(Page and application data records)

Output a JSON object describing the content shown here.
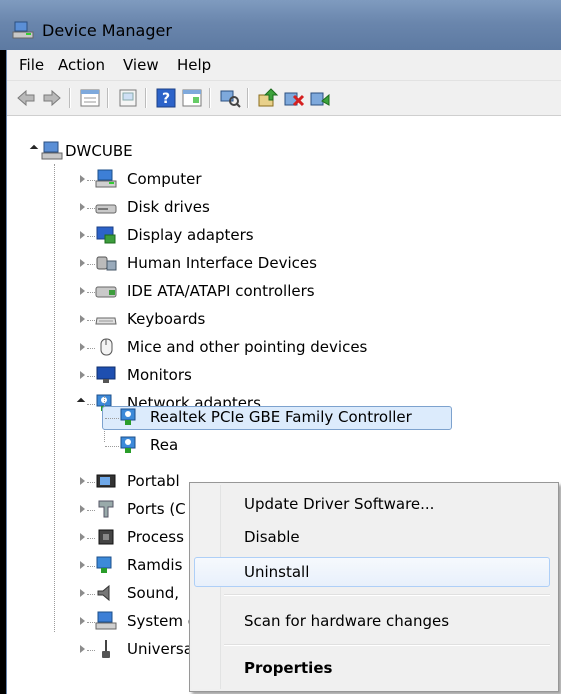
{
  "window": {
    "title": "Device Manager"
  },
  "menu": [
    "File",
    "Action",
    "View",
    "Help"
  ],
  "toolbar": [
    "back-icon",
    "forward-icon",
    "properties-list-icon",
    "show-hidden-icon",
    "help-icon",
    "properties-window-icon",
    "scan-hardware-icon",
    "update-driver-icon",
    "uninstall-icon",
    "enable-device-icon"
  ],
  "tree": {
    "root": "DWCUBE",
    "categories": [
      {
        "label": "Computer",
        "icon": "computer-icon"
      },
      {
        "label": "Disk drives",
        "icon": "disk-drive-icon"
      },
      {
        "label": "Display adapters",
        "icon": "display-adapter-icon"
      },
      {
        "label": "Human Interface Devices",
        "icon": "hid-icon"
      },
      {
        "label": "IDE ATA/ATAPI controllers",
        "icon": "ide-controller-icon"
      },
      {
        "label": "Keyboards",
        "icon": "keyboard-icon"
      },
      {
        "label": "Mice and other pointing devices",
        "icon": "mouse-icon"
      },
      {
        "label": "Monitors",
        "icon": "monitor-icon"
      },
      {
        "label": "Network adapters",
        "icon": "network-adapter-icon",
        "expanded": true,
        "children": [
          "Realtek PCIe GBE Family Controller",
          "Rea"
        ]
      },
      {
        "label": "Portabl",
        "icon": "portable-device-icon"
      },
      {
        "label": "Ports (C",
        "icon": "port-icon"
      },
      {
        "label": "Process",
        "icon": "processor-icon"
      },
      {
        "label": "Ramdis",
        "icon": "ramdisk-icon"
      },
      {
        "label": "Sound,",
        "icon": "sound-icon"
      },
      {
        "label": "System devices",
        "icon": "system-device-icon"
      },
      {
        "label": "Universal Serial Bus controllers",
        "icon": "usb-icon"
      }
    ]
  },
  "context_menu": {
    "items": [
      {
        "label": "Update Driver Software..."
      },
      {
        "label": "Disable"
      },
      {
        "label": "Uninstall",
        "highlighted": true
      },
      {
        "label": "Scan for hardware changes"
      },
      {
        "label": "Properties",
        "bold": true
      }
    ]
  }
}
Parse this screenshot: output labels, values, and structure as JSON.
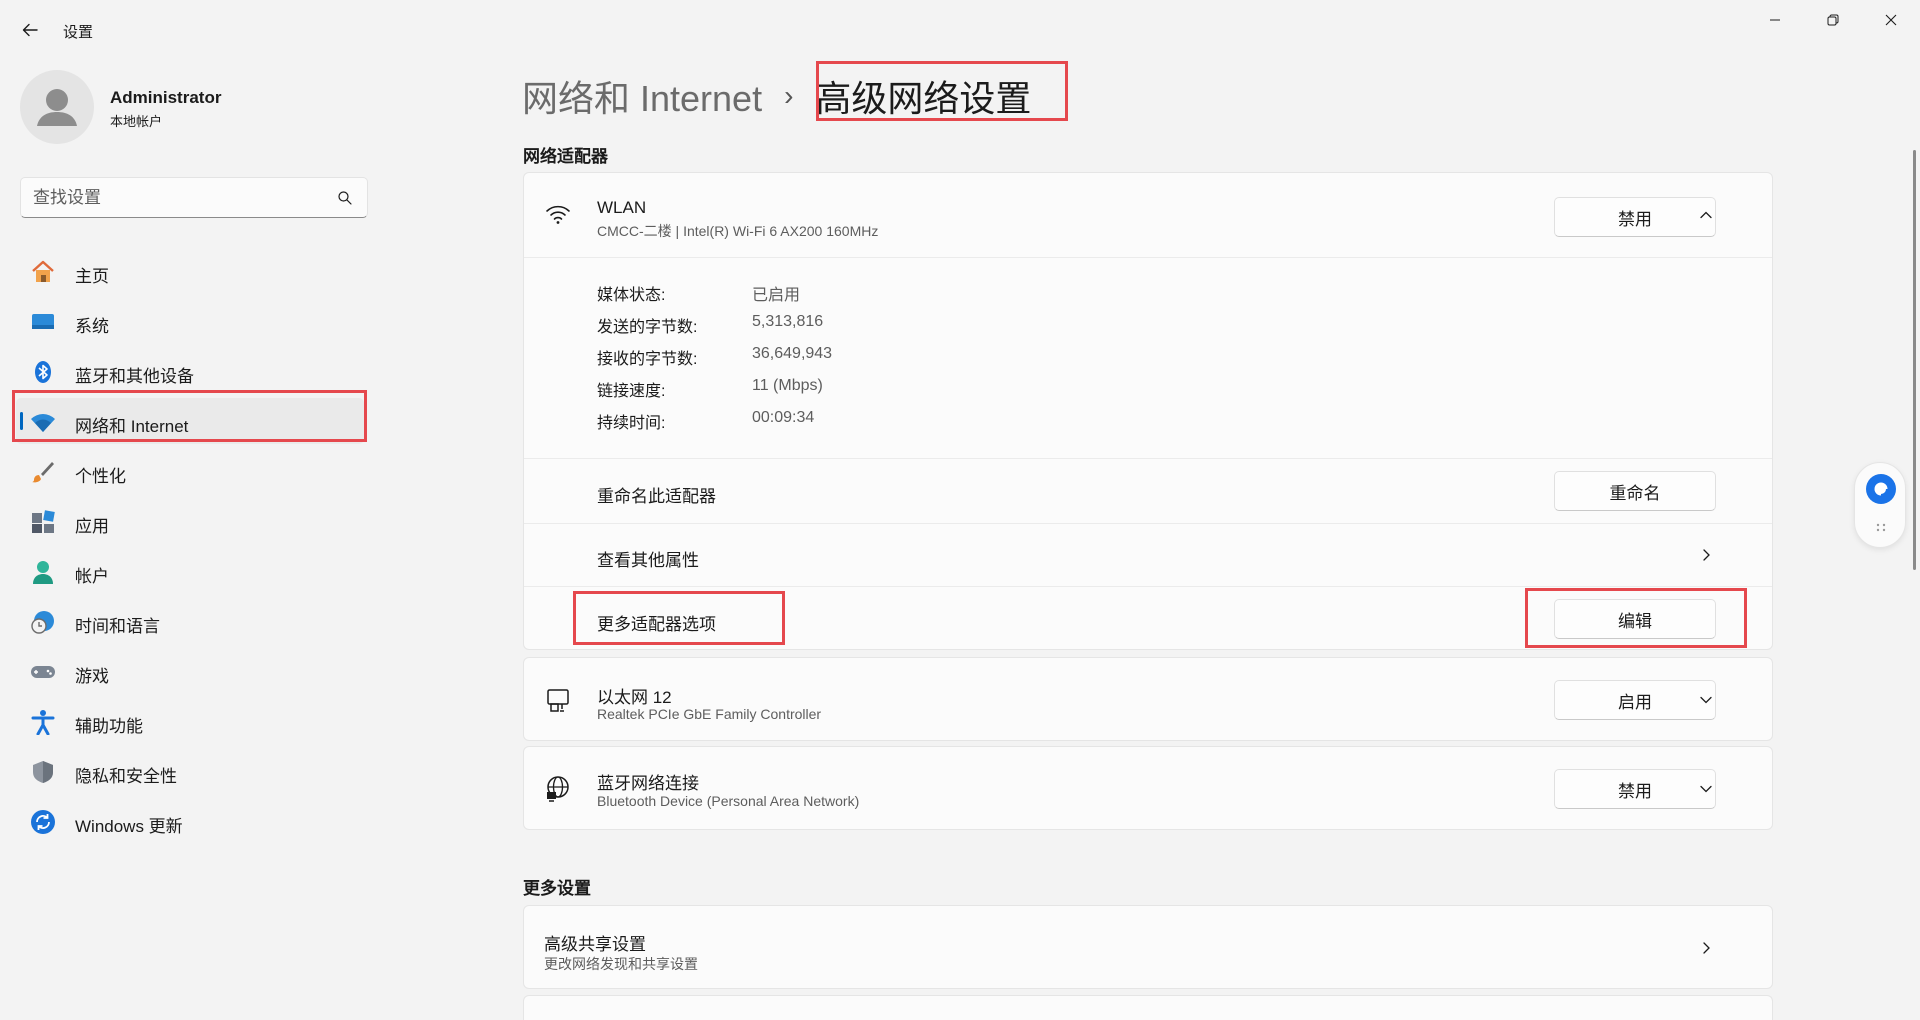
{
  "app": {
    "title": "设置",
    "back_icon": "back-arrow-icon",
    "window_controls": [
      "minimize-icon",
      "maximize-icon",
      "close-icon"
    ]
  },
  "profile": {
    "name": "Administrator",
    "account_type": "本地帐户"
  },
  "search": {
    "placeholder": "查找设置"
  },
  "nav": {
    "items": [
      {
        "label": "主页",
        "icon": "home-icon"
      },
      {
        "label": "系统",
        "icon": "system-icon"
      },
      {
        "label": "蓝牙和其他设备",
        "icon": "bluetooth-icon"
      },
      {
        "label": "网络和 Internet",
        "icon": "wifi-icon",
        "active": true
      },
      {
        "label": "个性化",
        "icon": "brush-icon"
      },
      {
        "label": "应用",
        "icon": "apps-icon"
      },
      {
        "label": "帐户",
        "icon": "account-icon"
      },
      {
        "label": "时间和语言",
        "icon": "time-language-icon"
      },
      {
        "label": "游戏",
        "icon": "gamepad-icon"
      },
      {
        "label": "辅助功能",
        "icon": "accessibility-icon"
      },
      {
        "label": "隐私和安全性",
        "icon": "shield-icon"
      },
      {
        "label": "Windows 更新",
        "icon": "update-icon"
      }
    ]
  },
  "breadcrumb": {
    "parent": "网络和 Internet",
    "separator": "›",
    "current": "高级网络设置"
  },
  "sections": {
    "adapters_title": "网络适配器",
    "more_settings_title": "更多设置"
  },
  "wlan": {
    "name": "WLAN",
    "description": "CMCC-二楼 | Intel(R) Wi-Fi 6 AX200 160MHz",
    "button": "禁用",
    "expanded": true,
    "properties": [
      {
        "label": "媒体状态:",
        "value": "已启用"
      },
      {
        "label": "发送的字节数:",
        "value": "5,313,816"
      },
      {
        "label": "接收的字节数:",
        "value": "36,649,943"
      },
      {
        "label": "链接速度:",
        "value": "11 (Mbps)"
      },
      {
        "label": "持续时间:",
        "value": "00:09:34"
      }
    ],
    "rename_label": "重命名此适配器",
    "rename_button": "重命名",
    "more_props_label": "查看其他属性",
    "more_options_label": "更多适配器选项",
    "edit_button": "编辑"
  },
  "ethernet": {
    "name": "以太网 12",
    "description": "Realtek PCIe GbE Family Controller",
    "button": "启用"
  },
  "bluetooth_net": {
    "name": "蓝牙网络连接",
    "description": "Bluetooth Device (Personal Area Network)",
    "button": "禁用"
  },
  "sharing": {
    "title": "高级共享设置",
    "description": "更改网络发现和共享设置"
  },
  "colors": {
    "accent": "#0067c0",
    "highlight": "#e5484d",
    "background": "#f3f3f3",
    "card": "#fbfbfb"
  }
}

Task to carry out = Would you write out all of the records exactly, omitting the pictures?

Task solution =
Output a JSON object describing the content shown here.
{
  "window": {
    "title": "Device Manager"
  },
  "menu": [
    "File",
    "Action",
    "View",
    "Help"
  ],
  "toolbar": [
    "back-icon",
    "forward-icon",
    "properties-list-icon",
    "show-hidden-icon",
    "help-icon",
    "properties-window-icon",
    "scan-hardware-icon",
    "update-driver-icon",
    "uninstall-icon",
    "enable-device-icon"
  ],
  "tree": {
    "root": "DWCUBE",
    "categories": [
      {
        "label": "Computer",
        "icon": "computer-icon"
      },
      {
        "label": "Disk drives",
        "icon": "disk-drive-icon"
      },
      {
        "label": "Display adapters",
        "icon": "display-adapter-icon"
      },
      {
        "label": "Human Interface Devices",
        "icon": "hid-icon"
      },
      {
        "label": "IDE ATA/ATAPI controllers",
        "icon": "ide-controller-icon"
      },
      {
        "label": "Keyboards",
        "icon": "keyboard-icon"
      },
      {
        "label": "Mice and other pointing devices",
        "icon": "mouse-icon"
      },
      {
        "label": "Monitors",
        "icon": "monitor-icon"
      },
      {
        "label": "Network adapters",
        "icon": "network-adapter-icon",
        "expanded": true,
        "children": [
          "Realtek PCIe GBE Family Controller",
          "Rea"
        ]
      },
      {
        "label": "Portabl",
        "icon": "portable-device-icon"
      },
      {
        "label": "Ports (C",
        "icon": "port-icon"
      },
      {
        "label": "Process",
        "icon": "processor-icon"
      },
      {
        "label": "Ramdis",
        "icon": "ramdisk-icon"
      },
      {
        "label": "Sound,",
        "icon": "sound-icon"
      },
      {
        "label": "System devices",
        "icon": "system-device-icon"
      },
      {
        "label": "Universal Serial Bus controllers",
        "icon": "usb-icon"
      }
    ]
  },
  "context_menu": {
    "items": [
      {
        "label": "Update Driver Software..."
      },
      {
        "label": "Disable"
      },
      {
        "label": "Uninstall",
        "highlighted": true
      },
      {
        "label": "Scan for hardware changes"
      },
      {
        "label": "Properties",
        "bold": true
      }
    ]
  }
}
Parse this screenshot: output labels, values, and structure as JSON.
{
  "app": {
    "title": "设置",
    "back_icon": "back-arrow-icon",
    "window_controls": [
      "minimize-icon",
      "maximize-icon",
      "close-icon"
    ]
  },
  "profile": {
    "name": "Administrator",
    "account_type": "本地帐户"
  },
  "search": {
    "placeholder": "查找设置"
  },
  "nav": {
    "items": [
      {
        "label": "主页",
        "icon": "home-icon"
      },
      {
        "label": "系统",
        "icon": "system-icon"
      },
      {
        "label": "蓝牙和其他设备",
        "icon": "bluetooth-icon"
      },
      {
        "label": "网络和 Internet",
        "icon": "wifi-icon",
        "active": true
      },
      {
        "label": "个性化",
        "icon": "brush-icon"
      },
      {
        "label": "应用",
        "icon": "apps-icon"
      },
      {
        "label": "帐户",
        "icon": "account-icon"
      },
      {
        "label": "时间和语言",
        "icon": "time-language-icon"
      },
      {
        "label": "游戏",
        "icon": "gamepad-icon"
      },
      {
        "label": "辅助功能",
        "icon": "accessibility-icon"
      },
      {
        "label": "隐私和安全性",
        "icon": "shield-icon"
      },
      {
        "label": "Windows 更新",
        "icon": "update-icon"
      }
    ]
  },
  "breadcrumb": {
    "parent": "网络和 Internet",
    "separator": "›",
    "current": "高级网络设置"
  },
  "sections": {
    "adapters_title": "网络适配器",
    "more_settings_title": "更多设置"
  },
  "wlan": {
    "name": "WLAN",
    "description": "CMCC-二楼 | Intel(R) Wi-Fi 6 AX200 160MHz",
    "button": "禁用",
    "expanded": true,
    "properties": [
      {
        "label": "媒体状态:",
        "value": "已启用"
      },
      {
        "label": "发送的字节数:",
        "value": "5,313,816"
      },
      {
        "label": "接收的字节数:",
        "value": "36,649,943"
      },
      {
        "label": "链接速度:",
        "value": "11 (Mbps)"
      },
      {
        "label": "持续时间:",
        "value": "00:09:34"
      }
    ],
    "rename_label": "重命名此适配器",
    "rename_button": "重命名",
    "more_props_label": "查看其他属性",
    "more_options_label": "更多适配器选项",
    "edit_button": "编辑"
  },
  "ethernet": {
    "name": "以太网 12",
    "description": "Realtek PCIe GbE Family Controller",
    "button": "启用"
  },
  "bluetooth_net": {
    "name": "蓝牙网络连接",
    "description": "Bluetooth Device (Personal Area Network)",
    "button": "禁用"
  },
  "sharing": {
    "title": "高级共享设置",
    "description": "更改网络发现和共享设置"
  },
  "colors": {
    "accent": "#0067c0",
    "highlight": "#e5484d",
    "background": "#f3f3f3",
    "card": "#fbfbfb"
  }
}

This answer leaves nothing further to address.